The Child Sex Trafficking Recovery Services Team (RST) provides specialized technical assistance and resources to child welfare workers, foster parents and law enforcement who are working with missing children who are also victims of child sex trafficking. RST Resource Specialists provide knowledge and guidance on promising practices in trauma-informed response by making connections to statewide and local specialized child sex trafficking resources. RST Resource Specialists are prepared to assist in the development of intentional, trauma-informed, and victim-centered plans which have been proven to build rapport, increase opportunities for youth engagement, and reduce trauma responses.

In areas where specialized child sex trafficking resources are limited, RST Resource Specialists can provide support by offering guidance to organizations that are willing to expand programming to include CST survivors.  In these situations, Resource specialists can offer staff training, case staffing and guidance, and offer to connect agencies with other resources to help meet the complex needs of survivors of CST.  Support will be available as requested, and developed based on the needs of each individual case and survivor. For more information, click here.

Long-Term Case Support

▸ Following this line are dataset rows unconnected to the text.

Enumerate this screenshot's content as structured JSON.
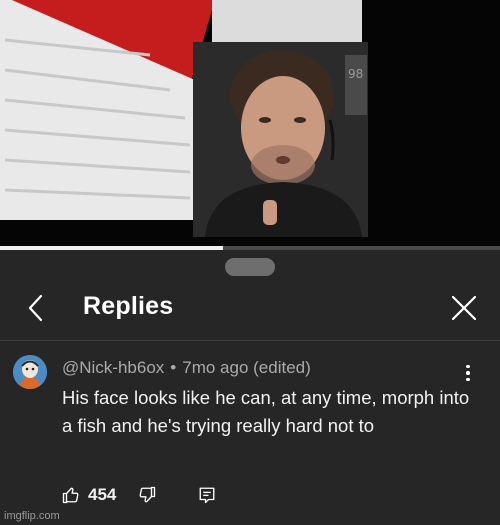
{
  "video": {
    "progress_fraction": 0.445
  },
  "panel": {
    "title": "Replies",
    "back_icon": "chevron-left-icon",
    "close_icon": "close-icon"
  },
  "comment": {
    "author": "@Nick-hb6ox",
    "separator": "•",
    "age": "7mo ago (edited)",
    "text": "His face looks like he can, at any time, morph into a fish and he's trying really hard not to",
    "like_count": "454",
    "icons": {
      "like": "thumbs-up-icon",
      "dislike": "thumbs-down-icon",
      "reply": "reply-icon",
      "more": "more-vertical-icon"
    }
  },
  "watermark": "imgflip.com",
  "colors": {
    "panel_bg": "#262626",
    "meta_text": "#aaaaaa",
    "text": "#f1f1f1"
  }
}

In the event a child missing from care is not recovered soon after they go missing, it is important to have taken steps to prepare for a long-term missing case. In such cases NCMEC can assist through the Forensic Services Unit, Team Adam, Biometrics Team and Forensic Imaging Team. The Forensic Imaging Team can create age-progressed images of what the child may look like today, which can be helpful in locating the child in a long-term case.

Poster Distribution & Support

Once a case is report to NCMEC, whether it is a family abduction or runaway case, or any other missing child situation, a case management team will coordinate the creation and dissemination of posters to help generate leads. The case management team will request analytical support from NCMEC Case Analysis Division as well as assist in forwarding leads called into NCMEC to the investigating law enforcement agency. It will also make appropriate referrals to NCMEC’s Family Advocacy Division and/or Team HOPE for families in crisis and needing emotional support.

Autism & Wandering

Children on the autism spectrum go missing under a variety of circumstances. They may seek out small or enclosed spaces, wander toward places of special interest to them, or try to escape overwhelming stimuli. Children missing from care who fall on the autism spectrum should be identified upon reporting so that appropriate support services can be provided.

Learn more about autism and wandering.

More Helpful Resources

Children Missing from Care: 2019 Update
Missing Children, State Care & Child Sex Trafficking
Child Sex Trafficking in America: A Guide for Child Welfare Professionals
Investigative Checklist for Law Enforcement When Helping Unsupervised and Runaway Children